Records for this exercise Start Marker

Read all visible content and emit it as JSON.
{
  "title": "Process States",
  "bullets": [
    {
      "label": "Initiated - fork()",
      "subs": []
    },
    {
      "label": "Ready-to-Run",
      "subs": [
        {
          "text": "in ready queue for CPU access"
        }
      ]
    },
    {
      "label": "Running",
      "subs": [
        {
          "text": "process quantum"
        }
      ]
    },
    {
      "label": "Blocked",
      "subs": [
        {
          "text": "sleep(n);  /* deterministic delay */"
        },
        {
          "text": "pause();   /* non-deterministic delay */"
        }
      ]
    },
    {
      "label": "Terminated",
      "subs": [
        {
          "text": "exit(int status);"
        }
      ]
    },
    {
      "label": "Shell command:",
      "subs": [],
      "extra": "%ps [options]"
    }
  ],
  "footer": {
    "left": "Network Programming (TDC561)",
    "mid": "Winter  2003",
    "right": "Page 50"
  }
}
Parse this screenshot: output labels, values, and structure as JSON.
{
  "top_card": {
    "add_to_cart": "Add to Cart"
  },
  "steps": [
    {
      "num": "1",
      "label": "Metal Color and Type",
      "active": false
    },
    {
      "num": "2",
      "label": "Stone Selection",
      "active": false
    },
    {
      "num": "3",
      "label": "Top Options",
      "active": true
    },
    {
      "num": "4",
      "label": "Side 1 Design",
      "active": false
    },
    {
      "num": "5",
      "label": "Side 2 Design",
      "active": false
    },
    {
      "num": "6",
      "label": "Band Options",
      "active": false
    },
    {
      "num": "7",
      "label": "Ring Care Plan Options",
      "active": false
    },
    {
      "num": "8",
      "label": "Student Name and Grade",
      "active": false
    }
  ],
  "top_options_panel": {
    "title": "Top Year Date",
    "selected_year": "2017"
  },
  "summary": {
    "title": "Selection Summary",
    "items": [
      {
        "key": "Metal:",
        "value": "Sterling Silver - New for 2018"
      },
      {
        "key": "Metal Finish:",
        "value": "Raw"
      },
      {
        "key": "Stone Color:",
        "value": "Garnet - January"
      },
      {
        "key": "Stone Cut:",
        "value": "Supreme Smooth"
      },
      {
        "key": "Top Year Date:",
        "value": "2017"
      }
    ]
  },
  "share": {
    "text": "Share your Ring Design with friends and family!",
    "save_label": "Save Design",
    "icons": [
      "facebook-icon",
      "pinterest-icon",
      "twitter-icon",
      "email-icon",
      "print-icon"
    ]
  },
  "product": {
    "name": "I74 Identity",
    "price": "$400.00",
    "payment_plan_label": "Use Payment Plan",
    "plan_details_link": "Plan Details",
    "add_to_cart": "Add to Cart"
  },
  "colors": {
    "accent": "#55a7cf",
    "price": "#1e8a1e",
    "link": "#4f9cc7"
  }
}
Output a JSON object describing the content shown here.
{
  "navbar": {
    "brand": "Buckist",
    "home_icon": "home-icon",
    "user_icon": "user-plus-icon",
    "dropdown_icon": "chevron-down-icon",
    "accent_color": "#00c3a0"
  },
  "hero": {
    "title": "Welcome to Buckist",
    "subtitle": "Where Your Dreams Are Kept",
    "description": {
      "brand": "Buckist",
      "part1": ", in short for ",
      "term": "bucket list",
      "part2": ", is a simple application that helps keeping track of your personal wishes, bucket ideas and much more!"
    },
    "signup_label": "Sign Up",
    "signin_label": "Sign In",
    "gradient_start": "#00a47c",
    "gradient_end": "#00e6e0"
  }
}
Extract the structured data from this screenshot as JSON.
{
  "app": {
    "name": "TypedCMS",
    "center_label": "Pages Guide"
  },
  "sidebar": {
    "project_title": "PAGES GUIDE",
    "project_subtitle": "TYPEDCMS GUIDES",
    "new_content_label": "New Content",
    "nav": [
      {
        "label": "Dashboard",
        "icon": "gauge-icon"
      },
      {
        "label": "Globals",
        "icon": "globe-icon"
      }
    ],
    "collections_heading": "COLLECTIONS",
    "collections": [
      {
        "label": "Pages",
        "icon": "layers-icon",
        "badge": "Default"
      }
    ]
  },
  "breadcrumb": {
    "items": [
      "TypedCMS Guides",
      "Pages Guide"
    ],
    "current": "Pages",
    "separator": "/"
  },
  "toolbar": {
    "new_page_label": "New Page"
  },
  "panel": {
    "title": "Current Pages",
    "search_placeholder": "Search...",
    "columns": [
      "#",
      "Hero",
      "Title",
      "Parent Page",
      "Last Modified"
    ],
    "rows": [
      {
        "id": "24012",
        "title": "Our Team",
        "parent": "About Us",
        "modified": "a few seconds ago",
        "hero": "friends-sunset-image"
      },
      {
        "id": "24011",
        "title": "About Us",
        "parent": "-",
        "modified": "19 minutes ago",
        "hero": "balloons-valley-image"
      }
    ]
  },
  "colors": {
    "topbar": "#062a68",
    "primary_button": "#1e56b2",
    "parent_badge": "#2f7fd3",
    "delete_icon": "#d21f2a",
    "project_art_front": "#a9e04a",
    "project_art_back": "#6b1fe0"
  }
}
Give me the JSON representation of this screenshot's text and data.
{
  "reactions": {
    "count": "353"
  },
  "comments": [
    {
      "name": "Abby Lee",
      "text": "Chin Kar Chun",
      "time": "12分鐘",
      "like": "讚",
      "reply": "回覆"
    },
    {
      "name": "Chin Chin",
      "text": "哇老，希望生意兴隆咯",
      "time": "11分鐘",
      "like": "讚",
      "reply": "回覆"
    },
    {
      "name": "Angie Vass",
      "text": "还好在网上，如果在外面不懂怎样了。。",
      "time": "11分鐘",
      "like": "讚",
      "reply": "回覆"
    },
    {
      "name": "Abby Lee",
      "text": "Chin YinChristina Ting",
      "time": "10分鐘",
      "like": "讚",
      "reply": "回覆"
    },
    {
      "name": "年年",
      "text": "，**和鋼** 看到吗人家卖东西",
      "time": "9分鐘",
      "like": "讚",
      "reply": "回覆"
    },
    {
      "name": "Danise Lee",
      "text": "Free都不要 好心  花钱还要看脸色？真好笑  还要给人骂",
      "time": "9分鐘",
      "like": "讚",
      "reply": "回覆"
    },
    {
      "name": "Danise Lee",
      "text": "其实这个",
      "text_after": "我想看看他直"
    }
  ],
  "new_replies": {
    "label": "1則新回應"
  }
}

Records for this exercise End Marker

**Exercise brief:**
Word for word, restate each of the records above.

**Response area:**
Read all visible content and emit it as JSON.
{
  "title": "Process States",
  "bullets": [
    {
      "label": "Initiated - fork()",
      "subs": []
    },
    {
      "label": "Ready-to-Run",
      "subs": [
        {
          "text": "in ready queue for CPU access"
        }
      ]
    },
    {
      "label": "Running",
      "subs": [
        {
          "text": "process quantum"
        }
      ]
    },
    {
      "label": "Blocked",
      "subs": [
        {
          "text": "sleep(n);  /* deterministic delay */"
        },
        {
          "text": "pause();   /* non-deterministic delay */"
        }
      ]
    },
    {
      "label": "Terminated",
      "subs": [
        {
          "text": "exit(int status);"
        }
      ]
    },
    {
      "label": "Shell command:",
      "subs": [],
      "extra": "%ps [options]"
    }
  ],
  "footer": {
    "left": "Network Programming (TDC561)",
    "mid": "Winter  2003",
    "right": "Page 50"
  }
}
Parse this screenshot: output labels, values, and structure as JSON.
{
  "top_card": {
    "add_to_cart": "Add to Cart"
  },
  "steps": [
    {
      "num": "1",
      "label": "Metal Color and Type",
      "active": false
    },
    {
      "num": "2",
      "label": "Stone Selection",
      "active": false
    },
    {
      "num": "3",
      "label": "Top Options",
      "active": true
    },
    {
      "num": "4",
      "label": "Side 1 Design",
      "active": false
    },
    {
      "num": "5",
      "label": "Side 2 Design",
      "active": false
    },
    {
      "num": "6",
      "label": "Band Options",
      "active": false
    },
    {
      "num": "7",
      "label": "Ring Care Plan Options",
      "active": false
    },
    {
      "num": "8",
      "label": "Student Name and Grade",
      "active": false
    }
  ],
  "top_options_panel": {
    "title": "Top Year Date",
    "selected_year": "2017"
  },
  "summary": {
    "title": "Selection Summary",
    "items": [
      {
        "key": "Metal:",
        "value": "Sterling Silver - New for 2018"
      },
      {
        "key": "Metal Finish:",
        "value": "Raw"
      },
      {
        "key": "Stone Color:",
        "value": "Garnet - January"
      },
      {
        "key": "Stone Cut:",
        "value": "Supreme Smooth"
      },
      {
        "key": "Top Year Date:",
        "value": "2017"
      }
    ]
  },
  "share": {
    "text": "Share your Ring Design with friends and family!",
    "save_label": "Save Design",
    "icons": [
      "facebook-icon",
      "pinterest-icon",
      "twitter-icon",
      "email-icon",
      "print-icon"
    ]
  },
  "product": {
    "name": "I74 Identity",
    "price": "$400.00",
    "payment_plan_label": "Use Payment Plan",
    "plan_details_link": "Plan Details",
    "add_to_cart": "Add to Cart"
  },
  "colors": {
    "accent": "#55a7cf",
    "price": "#1e8a1e",
    "link": "#4f9cc7"
  }
}
Output a JSON object describing the content shown here.
{
  "navbar": {
    "brand": "Buckist",
    "home_icon": "home-icon",
    "user_icon": "user-plus-icon",
    "dropdown_icon": "chevron-down-icon",
    "accent_color": "#00c3a0"
  },
  "hero": {
    "title": "Welcome to Buckist",
    "subtitle": "Where Your Dreams Are Kept",
    "description": {
      "brand": "Buckist",
      "part1": ", in short for ",
      "term": "bucket list",
      "part2": ", is a simple application that helps keeping track of your personal wishes, bucket ideas and much more!"
    },
    "signup_label": "Sign Up",
    "signin_label": "Sign In",
    "gradient_start": "#00a47c",
    "gradient_end": "#00e6e0"
  }
}
Extract the structured data from this screenshot as JSON.
{
  "app": {
    "name": "TypedCMS",
    "center_label": "Pages Guide"
  },
  "sidebar": {
    "project_title": "PAGES GUIDE",
    "project_subtitle": "TYPEDCMS GUIDES",
    "new_content_label": "New Content",
    "nav": [
      {
        "label": "Dashboard",
        "icon": "gauge-icon"
      },
      {
        "label": "Globals",
        "icon": "globe-icon"
      }
    ],
    "collections_heading": "COLLECTIONS",
    "collections": [
      {
        "label": "Pages",
        "icon": "layers-icon",
        "badge": "Default"
      }
    ]
  },
  "breadcrumb": {
    "items": [
      "TypedCMS Guides",
      "Pages Guide"
    ],
    "current": "Pages",
    "separator": "/"
  },
  "toolbar": {
    "new_page_label": "New Page"
  },
  "panel": {
    "title": "Current Pages",
    "search_placeholder": "Search...",
    "columns": [
      "#",
      "Hero",
      "Title",
      "Parent Page",
      "Last Modified"
    ],
    "rows": [
      {
        "id": "24012",
        "title": "Our Team",
        "parent": "About Us",
        "modified": "a few seconds ago",
        "hero": "friends-sunset-image"
      },
      {
        "id": "24011",
        "title": "About Us",
        "parent": "-",
        "modified": "19 minutes ago",
        "hero": "balloons-valley-image"
      }
    ]
  },
  "colors": {
    "topbar": "#062a68",
    "primary_button": "#1e56b2",
    "parent_badge": "#2f7fd3",
    "delete_icon": "#d21f2a",
    "project_art_front": "#a9e04a",
    "project_art_back": "#6b1fe0"
  }
}
Give me the JSON representation of this screenshot's text and data.
{
  "reactions": {
    "count": "353"
  },
  "comments": [
    {
      "name": "Abby Lee",
      "text": "Chin Kar Chun",
      "time": "12分鐘",
      "like": "讚",
      "reply": "回覆"
    },
    {
      "name": "Chin Chin",
      "text": "哇老，希望生意兴隆咯",
      "time": "11分鐘",
      "like": "讚",
      "reply": "回覆"
    },
    {
      "name": "Angie Vass",
      "text": "还好在网上，如果在外面不懂怎样了。。",
      "time": "11分鐘",
      "like": "讚",
      "reply": "回覆"
    },
    {
      "name": "Abby Lee",
      "text": "Chin YinChristina Ting",
      "time": "10分鐘",
      "like": "讚",
      "reply": "回覆"
    },
    {
      "name": "年年",
      "text": "，**和鋼** 看到吗人家卖东西",
      "time": "9分鐘",
      "like": "讚",
      "reply": "回覆"
    },
    {
      "name": "Danise Lee",
      "text": "Free都不要 好心  花钱还要看脸色？真好笑  还要给人骂",
      "time": "9分鐘",
      "like": "讚",
      "reply": "回覆"
    },
    {
      "name": "Danise Lee",
      "text": "其实这个",
      "text_after": "我想看看他直"
    }
  ],
  "new_replies": {
    "label": "1則新回應"
  }
}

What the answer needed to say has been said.